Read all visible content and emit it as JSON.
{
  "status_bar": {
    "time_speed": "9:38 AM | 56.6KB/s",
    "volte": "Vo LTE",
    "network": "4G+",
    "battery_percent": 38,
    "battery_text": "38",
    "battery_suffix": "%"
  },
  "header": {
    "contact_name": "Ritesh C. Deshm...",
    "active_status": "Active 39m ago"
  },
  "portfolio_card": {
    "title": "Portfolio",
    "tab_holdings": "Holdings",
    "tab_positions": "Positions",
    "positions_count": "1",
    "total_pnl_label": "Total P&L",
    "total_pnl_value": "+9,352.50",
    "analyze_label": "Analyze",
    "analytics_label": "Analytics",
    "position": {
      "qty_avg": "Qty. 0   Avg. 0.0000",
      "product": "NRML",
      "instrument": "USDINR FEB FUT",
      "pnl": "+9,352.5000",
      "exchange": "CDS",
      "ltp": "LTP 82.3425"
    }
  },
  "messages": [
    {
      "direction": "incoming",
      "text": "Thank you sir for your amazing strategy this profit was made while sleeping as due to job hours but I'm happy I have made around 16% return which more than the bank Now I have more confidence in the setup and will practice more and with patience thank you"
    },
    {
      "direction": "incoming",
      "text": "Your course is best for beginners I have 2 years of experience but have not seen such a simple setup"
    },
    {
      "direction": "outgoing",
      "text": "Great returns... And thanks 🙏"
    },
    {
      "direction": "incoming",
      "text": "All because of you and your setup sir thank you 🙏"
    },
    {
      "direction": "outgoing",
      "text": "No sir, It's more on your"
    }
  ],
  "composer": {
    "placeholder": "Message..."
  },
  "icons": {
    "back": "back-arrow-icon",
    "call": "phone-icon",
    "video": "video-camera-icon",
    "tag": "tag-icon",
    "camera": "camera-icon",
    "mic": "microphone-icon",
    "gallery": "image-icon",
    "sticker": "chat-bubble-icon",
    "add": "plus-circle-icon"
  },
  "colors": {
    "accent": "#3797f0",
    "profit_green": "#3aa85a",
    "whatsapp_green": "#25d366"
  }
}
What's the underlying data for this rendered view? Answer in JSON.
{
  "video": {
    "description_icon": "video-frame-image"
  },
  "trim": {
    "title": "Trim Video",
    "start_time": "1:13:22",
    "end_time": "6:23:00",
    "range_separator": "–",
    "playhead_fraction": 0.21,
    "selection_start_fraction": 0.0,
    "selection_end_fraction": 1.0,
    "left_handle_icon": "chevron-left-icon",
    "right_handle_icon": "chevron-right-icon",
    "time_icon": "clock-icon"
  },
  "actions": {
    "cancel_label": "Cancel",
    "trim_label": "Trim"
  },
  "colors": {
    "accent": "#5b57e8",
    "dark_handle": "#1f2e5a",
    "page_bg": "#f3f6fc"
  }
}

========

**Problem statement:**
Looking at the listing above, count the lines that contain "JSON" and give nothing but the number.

**Exercise answer:**
2